____ DATA IN THIS EXERCISE

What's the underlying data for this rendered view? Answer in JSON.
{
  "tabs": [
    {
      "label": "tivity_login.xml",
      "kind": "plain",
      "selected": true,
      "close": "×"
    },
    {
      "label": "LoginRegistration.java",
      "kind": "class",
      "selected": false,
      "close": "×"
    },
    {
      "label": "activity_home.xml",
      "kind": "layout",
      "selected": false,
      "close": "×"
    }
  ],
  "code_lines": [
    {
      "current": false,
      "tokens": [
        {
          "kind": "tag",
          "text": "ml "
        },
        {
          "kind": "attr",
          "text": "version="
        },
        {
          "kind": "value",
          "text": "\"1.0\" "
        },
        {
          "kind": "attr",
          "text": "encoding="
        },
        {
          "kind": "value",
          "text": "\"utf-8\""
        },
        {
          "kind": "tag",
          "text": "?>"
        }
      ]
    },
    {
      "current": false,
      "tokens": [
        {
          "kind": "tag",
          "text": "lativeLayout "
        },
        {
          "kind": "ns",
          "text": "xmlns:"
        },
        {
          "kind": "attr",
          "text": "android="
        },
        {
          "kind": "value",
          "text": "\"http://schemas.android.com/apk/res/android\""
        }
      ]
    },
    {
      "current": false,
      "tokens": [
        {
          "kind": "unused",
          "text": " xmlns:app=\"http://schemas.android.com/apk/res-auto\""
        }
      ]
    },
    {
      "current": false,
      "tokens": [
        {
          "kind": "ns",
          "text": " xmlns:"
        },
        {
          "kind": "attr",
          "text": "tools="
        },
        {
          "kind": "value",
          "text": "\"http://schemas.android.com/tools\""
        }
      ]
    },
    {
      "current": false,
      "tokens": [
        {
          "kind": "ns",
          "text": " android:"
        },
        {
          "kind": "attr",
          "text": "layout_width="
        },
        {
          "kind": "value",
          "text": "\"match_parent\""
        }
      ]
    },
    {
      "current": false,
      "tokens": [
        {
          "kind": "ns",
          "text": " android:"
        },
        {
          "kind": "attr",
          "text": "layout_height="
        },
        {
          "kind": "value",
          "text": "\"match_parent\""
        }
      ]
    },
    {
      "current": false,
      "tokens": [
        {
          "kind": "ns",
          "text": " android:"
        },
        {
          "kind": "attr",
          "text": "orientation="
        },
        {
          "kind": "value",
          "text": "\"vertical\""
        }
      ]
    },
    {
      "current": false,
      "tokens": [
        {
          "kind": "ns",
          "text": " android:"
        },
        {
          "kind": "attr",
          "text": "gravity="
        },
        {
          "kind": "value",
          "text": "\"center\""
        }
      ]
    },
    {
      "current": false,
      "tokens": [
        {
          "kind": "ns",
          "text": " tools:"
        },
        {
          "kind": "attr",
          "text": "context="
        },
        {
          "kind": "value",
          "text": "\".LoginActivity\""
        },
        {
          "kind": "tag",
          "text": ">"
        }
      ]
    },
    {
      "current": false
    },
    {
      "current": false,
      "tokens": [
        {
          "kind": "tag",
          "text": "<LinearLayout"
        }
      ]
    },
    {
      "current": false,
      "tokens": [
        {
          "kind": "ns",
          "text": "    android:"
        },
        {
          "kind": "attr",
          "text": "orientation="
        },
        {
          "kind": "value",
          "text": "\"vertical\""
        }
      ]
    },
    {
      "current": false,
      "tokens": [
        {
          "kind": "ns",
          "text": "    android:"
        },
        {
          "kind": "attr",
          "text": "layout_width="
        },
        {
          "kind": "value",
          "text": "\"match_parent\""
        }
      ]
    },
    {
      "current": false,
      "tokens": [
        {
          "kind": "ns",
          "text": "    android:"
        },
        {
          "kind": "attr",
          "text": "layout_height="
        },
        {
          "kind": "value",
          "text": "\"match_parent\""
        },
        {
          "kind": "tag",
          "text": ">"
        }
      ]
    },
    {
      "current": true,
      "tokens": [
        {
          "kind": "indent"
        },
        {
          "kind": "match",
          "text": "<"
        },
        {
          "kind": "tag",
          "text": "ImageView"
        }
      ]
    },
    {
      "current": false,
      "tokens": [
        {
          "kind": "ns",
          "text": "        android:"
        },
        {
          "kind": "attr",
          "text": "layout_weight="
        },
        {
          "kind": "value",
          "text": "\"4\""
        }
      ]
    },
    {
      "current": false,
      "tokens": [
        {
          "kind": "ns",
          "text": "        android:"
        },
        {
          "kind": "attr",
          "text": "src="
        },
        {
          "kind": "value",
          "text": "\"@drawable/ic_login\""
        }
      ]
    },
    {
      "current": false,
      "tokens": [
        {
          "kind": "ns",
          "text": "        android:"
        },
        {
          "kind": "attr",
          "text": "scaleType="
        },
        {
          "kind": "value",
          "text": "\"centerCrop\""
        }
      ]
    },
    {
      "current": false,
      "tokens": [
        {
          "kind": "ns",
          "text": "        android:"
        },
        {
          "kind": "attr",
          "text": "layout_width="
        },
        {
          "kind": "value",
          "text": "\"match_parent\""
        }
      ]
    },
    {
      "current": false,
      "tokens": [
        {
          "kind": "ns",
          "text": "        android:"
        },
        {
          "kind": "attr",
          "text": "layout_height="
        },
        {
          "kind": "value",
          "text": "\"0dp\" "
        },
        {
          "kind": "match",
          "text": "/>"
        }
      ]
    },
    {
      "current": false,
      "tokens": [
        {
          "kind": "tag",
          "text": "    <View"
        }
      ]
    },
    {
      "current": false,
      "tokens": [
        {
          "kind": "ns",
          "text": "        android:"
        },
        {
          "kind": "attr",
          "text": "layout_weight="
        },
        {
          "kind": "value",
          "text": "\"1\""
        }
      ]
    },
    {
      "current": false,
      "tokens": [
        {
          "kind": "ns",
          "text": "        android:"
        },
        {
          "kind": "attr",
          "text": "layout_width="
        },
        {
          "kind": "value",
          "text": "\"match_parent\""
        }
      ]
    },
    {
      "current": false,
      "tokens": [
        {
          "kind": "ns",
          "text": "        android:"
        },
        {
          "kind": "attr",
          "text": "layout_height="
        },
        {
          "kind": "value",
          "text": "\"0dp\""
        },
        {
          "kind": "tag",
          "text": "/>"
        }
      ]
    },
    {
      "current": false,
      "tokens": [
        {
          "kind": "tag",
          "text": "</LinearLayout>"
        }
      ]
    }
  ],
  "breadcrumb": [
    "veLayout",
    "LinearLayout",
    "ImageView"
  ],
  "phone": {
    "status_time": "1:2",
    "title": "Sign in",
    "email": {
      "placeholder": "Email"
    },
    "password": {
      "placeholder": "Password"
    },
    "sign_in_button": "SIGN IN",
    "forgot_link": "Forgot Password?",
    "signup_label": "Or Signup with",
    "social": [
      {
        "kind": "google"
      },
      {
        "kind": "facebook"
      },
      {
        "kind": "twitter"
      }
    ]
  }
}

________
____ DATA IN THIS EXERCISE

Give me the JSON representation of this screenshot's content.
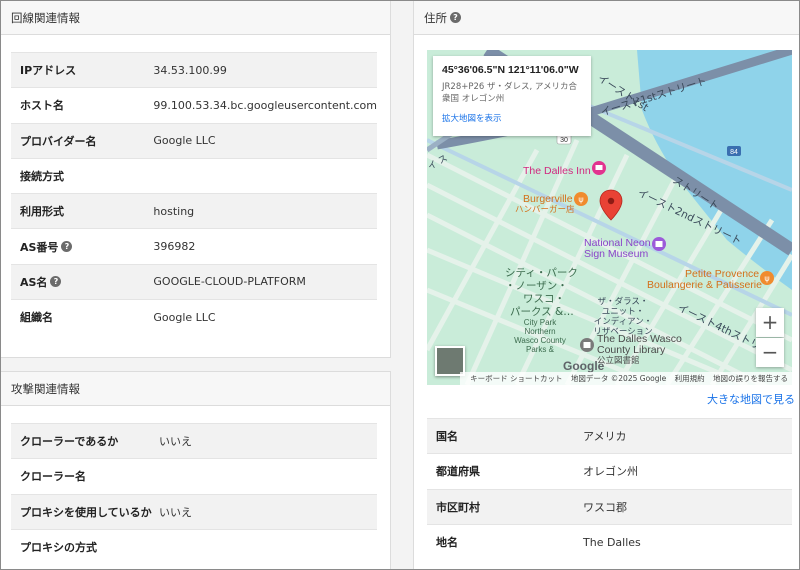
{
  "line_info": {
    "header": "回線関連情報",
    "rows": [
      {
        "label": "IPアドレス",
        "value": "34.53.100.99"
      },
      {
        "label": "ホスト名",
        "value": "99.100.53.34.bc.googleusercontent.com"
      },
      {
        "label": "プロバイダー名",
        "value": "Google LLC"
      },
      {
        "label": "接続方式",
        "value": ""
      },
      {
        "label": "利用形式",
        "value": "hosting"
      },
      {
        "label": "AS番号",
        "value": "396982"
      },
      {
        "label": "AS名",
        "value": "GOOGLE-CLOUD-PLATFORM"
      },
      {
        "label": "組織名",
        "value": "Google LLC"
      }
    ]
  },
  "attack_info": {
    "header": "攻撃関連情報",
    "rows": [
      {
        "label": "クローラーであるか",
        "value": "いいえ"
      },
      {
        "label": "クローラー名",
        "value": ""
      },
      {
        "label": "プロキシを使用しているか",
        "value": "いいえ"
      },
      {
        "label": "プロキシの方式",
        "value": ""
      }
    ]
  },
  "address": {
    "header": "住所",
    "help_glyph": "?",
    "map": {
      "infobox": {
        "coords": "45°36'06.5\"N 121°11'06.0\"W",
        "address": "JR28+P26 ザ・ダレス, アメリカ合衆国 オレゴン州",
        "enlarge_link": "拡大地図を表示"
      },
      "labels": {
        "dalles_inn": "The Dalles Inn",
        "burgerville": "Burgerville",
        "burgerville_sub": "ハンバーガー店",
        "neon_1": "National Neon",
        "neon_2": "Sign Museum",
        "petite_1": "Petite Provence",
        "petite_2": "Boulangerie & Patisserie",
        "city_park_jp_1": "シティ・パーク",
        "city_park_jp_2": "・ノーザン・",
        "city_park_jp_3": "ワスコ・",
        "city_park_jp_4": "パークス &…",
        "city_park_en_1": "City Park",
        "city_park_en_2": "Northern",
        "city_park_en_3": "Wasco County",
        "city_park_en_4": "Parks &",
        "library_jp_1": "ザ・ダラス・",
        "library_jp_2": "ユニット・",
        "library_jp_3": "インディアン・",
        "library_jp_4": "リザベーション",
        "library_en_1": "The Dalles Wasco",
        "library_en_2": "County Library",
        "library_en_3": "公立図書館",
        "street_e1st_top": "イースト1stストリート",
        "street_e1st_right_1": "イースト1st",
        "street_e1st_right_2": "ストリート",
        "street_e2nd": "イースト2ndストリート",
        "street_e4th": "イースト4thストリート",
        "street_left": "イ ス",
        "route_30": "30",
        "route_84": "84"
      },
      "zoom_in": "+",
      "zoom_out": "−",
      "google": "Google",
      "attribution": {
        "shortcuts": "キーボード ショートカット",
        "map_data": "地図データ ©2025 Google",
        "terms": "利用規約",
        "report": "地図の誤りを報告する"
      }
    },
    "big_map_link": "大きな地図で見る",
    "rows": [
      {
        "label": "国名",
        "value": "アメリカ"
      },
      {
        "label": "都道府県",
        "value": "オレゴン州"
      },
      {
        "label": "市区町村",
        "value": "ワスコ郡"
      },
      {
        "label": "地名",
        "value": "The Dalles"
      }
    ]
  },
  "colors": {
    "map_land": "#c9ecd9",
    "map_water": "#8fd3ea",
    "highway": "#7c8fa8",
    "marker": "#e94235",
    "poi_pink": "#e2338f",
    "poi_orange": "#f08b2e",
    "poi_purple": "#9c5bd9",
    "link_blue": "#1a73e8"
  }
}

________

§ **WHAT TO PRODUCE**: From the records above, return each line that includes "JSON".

§ **PROBLEM SOLUTION**:
What's the underlying data for this rendered view? Answer in JSON.
Give me the JSON representation of this screenshot's content.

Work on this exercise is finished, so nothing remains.